Exercise objective:
Only the pictures are to be left out, and the rest of the entries should be reproduced exactly.

***** Material for this exercise *****

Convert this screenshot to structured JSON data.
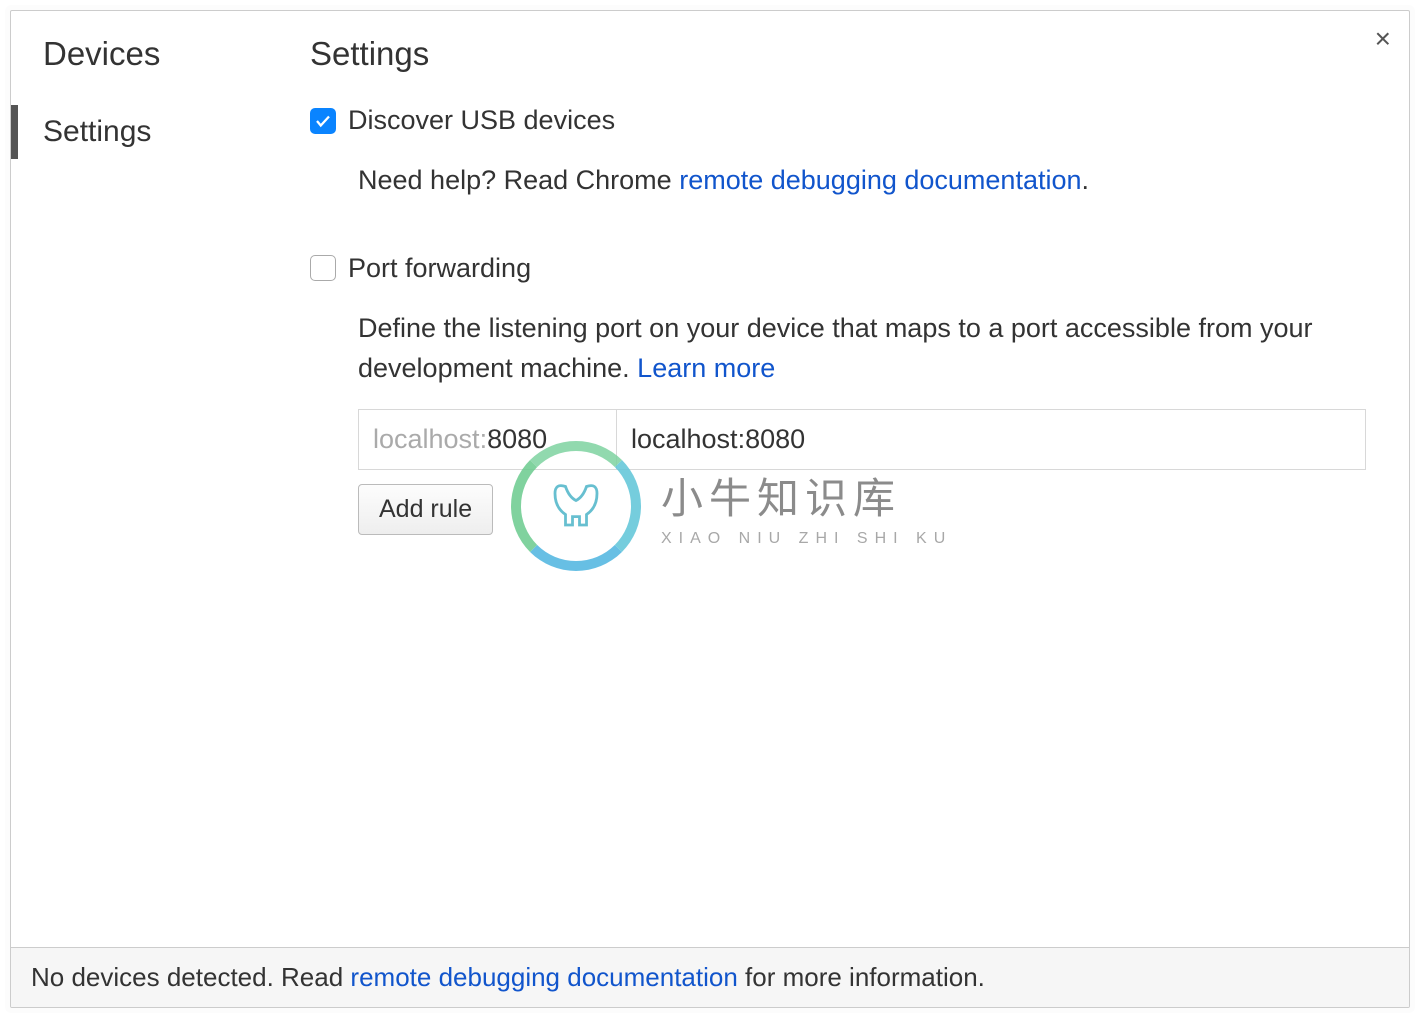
{
  "sidebar": {
    "title": "Devices",
    "nav": {
      "settings": "Settings"
    }
  },
  "page": {
    "title": "Settings"
  },
  "discover": {
    "checked": true,
    "label": "Discover USB devices",
    "help_prefix": "Need help? Read Chrome ",
    "help_link": "remote debugging documentation",
    "help_suffix": "."
  },
  "port_forwarding": {
    "checked": false,
    "label": "Port forwarding",
    "description": "Define the listening port on your device that maps to a port accessible from your development machine. ",
    "learn_more": "Learn more",
    "rule": {
      "device_port_placeholder_prefix": "localhost:",
      "device_port_value": "8080",
      "local_address": "localhost:8080"
    },
    "add_rule_label": "Add rule"
  },
  "footer": {
    "prefix": "No devices detected. Read ",
    "link": "remote debugging documentation",
    "suffix": " for more information."
  },
  "watermark": {
    "cn": "小牛知识库",
    "en": "XIAO NIU ZHI SHI KU"
  }
}
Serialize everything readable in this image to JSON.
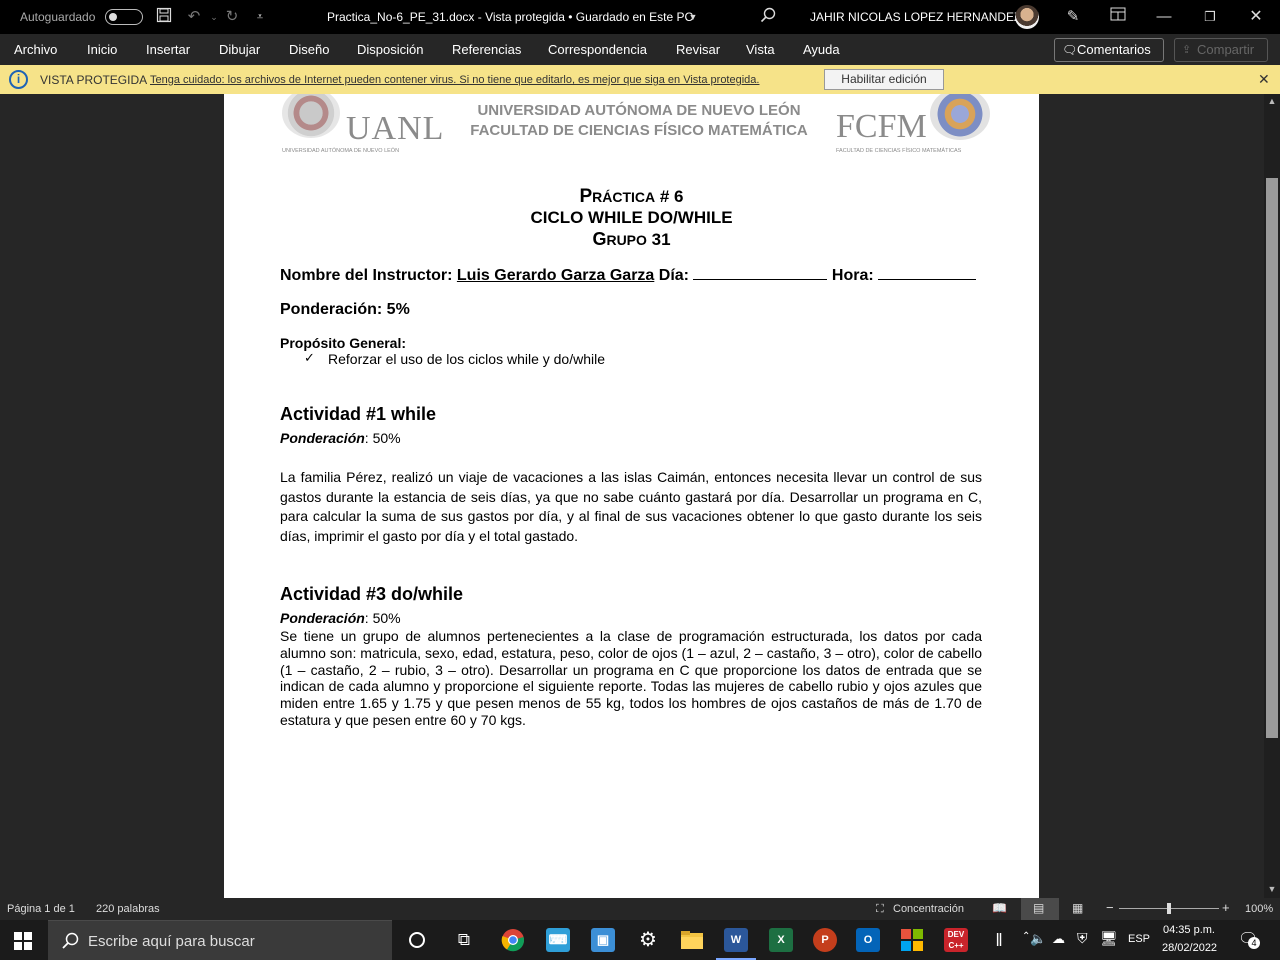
{
  "titlebar": {
    "autosave_label": "Autoguardado",
    "document_title": "Practica_No-6_PE_31.docx  -  Vista protegida • Guardado en Este PC",
    "user_name": "JAHIR NICOLAS LOPEZ HERNANDEZ"
  },
  "menu": {
    "items": [
      "Archivo",
      "Inicio",
      "Insertar",
      "Dibujar",
      "Diseño",
      "Disposición",
      "Referencias",
      "Correspondencia",
      "Revisar",
      "Vista",
      "Ayuda"
    ],
    "comments_label": "Comentarios",
    "share_label": "Compartir"
  },
  "protected_view": {
    "title": "VISTA PROTEGIDA",
    "message": "Tenga cuidado: los archivos de Internet pueden contener virus. Si no tiene que editarlo, es mejor que siga en Vista protegida.",
    "enable_button": "Habilitar edición"
  },
  "document": {
    "header": {
      "uanl_logo_text": "UANL",
      "uanl_logo_subtext": "UNIVERSIDAD AUTÓNOMA DE NUEVO LEÓN",
      "line1": "UNIVERSIDAD AUTÓNOMA DE NUEVO LEÓN",
      "line2": "FACULTAD DE CIENCIAS FÍSICO MATEMÁTICA",
      "fcfm_logo_text": "FCFM",
      "fcfm_logo_subtext": "FACULTAD DE CIENCIAS FÍSICO MATEMÁTICAS"
    },
    "title_practice": "PRÁCTICA # 6",
    "title_main": "CICLO WHILE DO/WHILE",
    "title_group": "GRUPO 31",
    "instructor_label": "Nombre del Instructor: ",
    "instructor_name": "Luis Gerardo Garza Garza",
    "day_label": " Día: ",
    "hour_label": " Hora: ",
    "weight_label": "Ponderación: 5%",
    "purpose_label": "Propósito General:",
    "purpose_item": "Reforzar el uso de los ciclos while y do/while",
    "activity1_title": "Actividad #1 while",
    "activity1_weight_label": "Ponderación",
    "activity1_weight_value": ": 50%",
    "activity1_text": "La familia Pérez, realizó un viaje de vacaciones a las islas Caimán, entonces necesita llevar un control de sus gastos durante la estancia de seis días, ya que no sabe cuánto gastará por día. Desarrollar un programa en C, para calcular la suma de sus gastos por día, y al final de sus vacaciones obtener lo que gasto durante los seis días, imprimir el gasto por día y el total gastado.",
    "activity3_title": "Actividad #3 do/while",
    "activity3_weight_label": "Ponderación",
    "activity3_weight_value": ": 50%",
    "activity3_text": "Se tiene un grupo de alumnos pertenecientes a la clase de programación estructurada, los datos por cada alumno son: matricula, sexo, edad, estatura, peso, color de ojos (1 – azul, 2 – castaño, 3 – otro), color de cabello (1 – castaño, 2 – rubio, 3 – otro). Desarrollar un programa en C que proporcione los datos de entrada que se indican de cada alumno y proporcione el siguiente reporte. Todas las mujeres de cabello rubio y ojos azules que miden entre 1.65 y 1.75 y que pesen menos de 55 kg, todos los hombres de ojos castaños de más de 1.70 de estatura y que pesen entre 60 y 70 kgs."
  },
  "statusbar": {
    "page": "Página 1 de 1",
    "words": "220 palabras",
    "focus": "Concentración",
    "zoom": "100%",
    "zoom_level": 0.5
  },
  "taskbar": {
    "search_placeholder": "Escribe aquí para buscar",
    "language": "ESP",
    "time": "04:35 p.m.",
    "date": "28/02/2022",
    "notifications": "4"
  },
  "colors": {
    "word_blue": "#2b579a",
    "excel_green": "#1d6f42",
    "ppt_orange": "#c43e1c",
    "outlook_blue": "#0364b8",
    "pv_yellow": "#f6e389"
  }
}
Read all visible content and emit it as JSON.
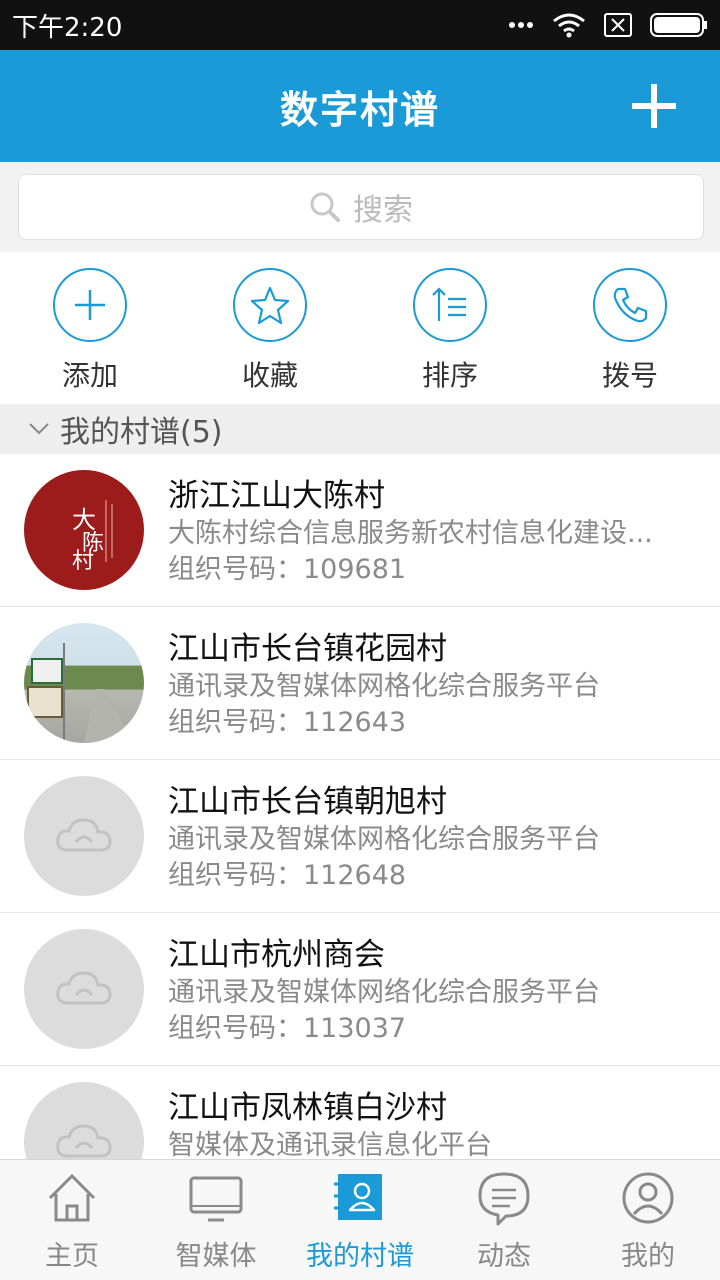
{
  "status_bar": {
    "time": "下午2:20"
  },
  "header": {
    "title": "数字村谱"
  },
  "search": {
    "placeholder": "搜索"
  },
  "actions": [
    {
      "label": "添加",
      "icon": "plus-icon"
    },
    {
      "label": "收藏",
      "icon": "star-icon"
    },
    {
      "label": "排序",
      "icon": "sort-icon"
    },
    {
      "label": "拨号",
      "icon": "phone-icon"
    }
  ],
  "section": {
    "label": "我的村谱(5)"
  },
  "villages": [
    {
      "name": "浙江江山大陈村",
      "desc": "大陈村综合信息服务新农村信息化建设...",
      "org": "组织号码：109681",
      "avatar": "logo-avatar"
    },
    {
      "name": "江山市长台镇花园村",
      "desc": "通讯录及智媒体网格化综合服务平台",
      "org": "组织号码：112643",
      "avatar": "photo-avatar"
    },
    {
      "name": "江山市长台镇朝旭村",
      "desc": "通讯录及智媒体网格化综合服务平台",
      "org": "组织号码：112648",
      "avatar": "cloud-icon"
    },
    {
      "name": "江山市杭州商会",
      "desc": "通讯录及智媒体网络化综合服务平台",
      "org": "组织号码：113037",
      "avatar": "cloud-icon"
    },
    {
      "name": "江山市凤林镇白沙村",
      "desc": "智媒体及通讯录信息化平台",
      "org": "",
      "avatar": "cloud-icon"
    }
  ],
  "tabs": [
    {
      "label": "主页",
      "icon": "home-icon",
      "active": false
    },
    {
      "label": "智媒体",
      "icon": "monitor-icon",
      "active": false
    },
    {
      "label": "我的村谱",
      "icon": "contacts-icon",
      "active": true
    },
    {
      "label": "动态",
      "icon": "chat-icon",
      "active": false
    },
    {
      "label": "我的",
      "icon": "user-icon",
      "active": false
    }
  ],
  "colors": {
    "accent": "#1a9ad6"
  }
}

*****

Completed exercise:
Convert this screenshot to structured JSON data.
{
  "sidebar": {
    "title": "Devices",
    "nav": {
      "settings": "Settings"
    }
  },
  "page": {
    "title": "Settings"
  },
  "discover": {
    "checked": true,
    "label": "Discover USB devices",
    "help_prefix": "Need help? Read Chrome ",
    "help_link": "remote debugging documentation",
    "help_suffix": "."
  },
  "port_forwarding": {
    "checked": false,
    "label": "Port forwarding",
    "description": "Define the listening port on your device that maps to a port accessible from your development machine. ",
    "learn_more": "Learn more",
    "rule": {
      "device_port_placeholder_prefix": "localhost:",
      "device_port_value": "8080",
      "local_address": "localhost:8080"
    },
    "add_rule_label": "Add rule"
  },
  "footer": {
    "prefix": "No devices detected. Read ",
    "link": "remote debugging documentation",
    "suffix": " for more information."
  },
  "watermark": {
    "cn": "小牛知识库",
    "en": "XIAO NIU ZHI SHI KU"
  }
}
Serialize everything readable in this image to JSON.
{
  "titlebar": {
    "autosave_label": "Autoguardado",
    "document_title": "Practica_No-6_PE_31.docx  -  Vista protegida • Guardado en Este PC",
    "user_name": "JAHIR NICOLAS LOPEZ HERNANDEZ"
  },
  "menu": {
    "items": [
      "Archivo",
      "Inicio",
      "Insertar",
      "Dibujar",
      "Diseño",
      "Disposición",
      "Referencias",
      "Correspondencia",
      "Revisar",
      "Vista",
      "Ayuda"
    ],
    "comments_label": "Comentarios",
    "share_label": "Compartir"
  },
  "protected_view": {
    "title": "VISTA PROTEGIDA",
    "message": "Tenga cuidado: los archivos de Internet pueden contener virus. Si no tiene que editarlo, es mejor que siga en Vista protegida.",
    "enable_button": "Habilitar edición"
  },
  "document": {
    "header": {
      "uanl_logo_text": "UANL",
      "uanl_logo_subtext": "UNIVERSIDAD AUTÓNOMA DE NUEVO LEÓN",
      "line1": "UNIVERSIDAD AUTÓNOMA DE NUEVO LEÓN",
      "line2": "FACULTAD DE CIENCIAS FÍSICO MATEMÁTICA",
      "fcfm_logo_text": "FCFM",
      "fcfm_logo_subtext": "FACULTAD DE CIENCIAS FÍSICO MATEMÁTICAS"
    },
    "title_practice": "PRÁCTICA # 6",
    "title_main": "CICLO WHILE DO/WHILE",
    "title_group": "GRUPO 31",
    "instructor_label": "Nombre del Instructor: ",
    "instructor_name": "Luis Gerardo Garza Garza",
    "day_label": " Día: ",
    "hour_label": " Hora: ",
    "weight_label": "Ponderación: 5%",
    "purpose_label": "Propósito General:",
    "purpose_item": "Reforzar el uso de los ciclos while y do/while",
    "activity1_title": "Actividad #1 while",
    "activity1_weight_label": "Ponderación",
    "activity1_weight_value": ": 50%",
    "activity1_text": "La familia Pérez, realizó un viaje de vacaciones a las islas Caimán, entonces necesita llevar un control de sus gastos durante la estancia de seis días, ya que no sabe cuánto gastará por día. Desarrollar un programa en C, para calcular la suma de sus gastos por día, y al final de sus vacaciones obtener lo que gasto durante los seis días, imprimir el gasto por día y el total gastado.",
    "activity3_title": "Actividad #3 do/while",
    "activity3_weight_label": "Ponderación",
    "activity3_weight_value": ": 50%",
    "activity3_text": "Se tiene un grupo de alumnos pertenecientes a la clase de programación estructurada, los datos por cada alumno son: matricula, sexo, edad, estatura, peso, color de ojos (1 – azul, 2 – castaño, 3 – otro), color de cabello (1 – castaño, 2 – rubio, 3 – otro). Desarrollar un programa en C que proporcione los datos de entrada que se indican de cada alumno y proporcione el siguiente reporte. Todas las mujeres de cabello rubio y ojos azules que miden entre 1.65 y 1.75 y que pesen menos de 55 kg, todos los hombres de ojos castaños de más de 1.70 de estatura y que pesen entre 60 y 70 kgs."
  },
  "statusbar": {
    "page": "Página 1 de 1",
    "words": "220 palabras",
    "focus": "Concentración",
    "zoom": "100%",
    "zoom_level": 0.5
  },
  "taskbar": {
    "search_placeholder": "Escribe aquí para buscar",
    "language": "ESP",
    "time": "04:35 p.m.",
    "date": "28/02/2022",
    "notifications": "4"
  },
  "colors": {
    "word_blue": "#2b579a",
    "excel_green": "#1d6f42",
    "ppt_orange": "#c43e1c",
    "outlook_blue": "#0364b8",
    "pv_yellow": "#f6e389"
  }
}
Read all visible content and emit it as JSON.
{
  "status_bar": {
    "time": "下午2:20"
  },
  "header": {
    "title": "数字村谱"
  },
  "search": {
    "placeholder": "搜索"
  },
  "actions": [
    {
      "label": "添加",
      "icon": "plus-icon"
    },
    {
      "label": "收藏",
      "icon": "star-icon"
    },
    {
      "label": "排序",
      "icon": "sort-icon"
    },
    {
      "label": "拨号",
      "icon": "phone-icon"
    }
  ],
  "section": {
    "label": "我的村谱(5)"
  },
  "villages": [
    {
      "name": "浙江江山大陈村",
      "desc": "大陈村综合信息服务新农村信息化建设...",
      "org": "组织号码：109681",
      "avatar": "logo-avatar"
    },
    {
      "name": "江山市长台镇花园村",
      "desc": "通讯录及智媒体网格化综合服务平台",
      "org": "组织号码：112643",
      "avatar": "photo-avatar"
    },
    {
      "name": "江山市长台镇朝旭村",
      "desc": "通讯录及智媒体网格化综合服务平台",
      "org": "组织号码：112648",
      "avatar": "cloud-icon"
    },
    {
      "name": "江山市杭州商会",
      "desc": "通讯录及智媒体网络化综合服务平台",
      "org": "组织号码：113037",
      "avatar": "cloud-icon"
    },
    {
      "name": "江山市凤林镇白沙村",
      "desc": "智媒体及通讯录信息化平台",
      "org": "",
      "avatar": "cloud-icon"
    }
  ],
  "tabs": [
    {
      "label": "主页",
      "icon": "home-icon",
      "active": false
    },
    {
      "label": "智媒体",
      "icon": "monitor-icon",
      "active": false
    },
    {
      "label": "我的村谱",
      "icon": "contacts-icon",
      "active": true
    },
    {
      "label": "动态",
      "icon": "chat-icon",
      "active": false
    },
    {
      "label": "我的",
      "icon": "user-icon",
      "active": false
    }
  ],
  "colors": {
    "accent": "#1a9ad6"
  }
}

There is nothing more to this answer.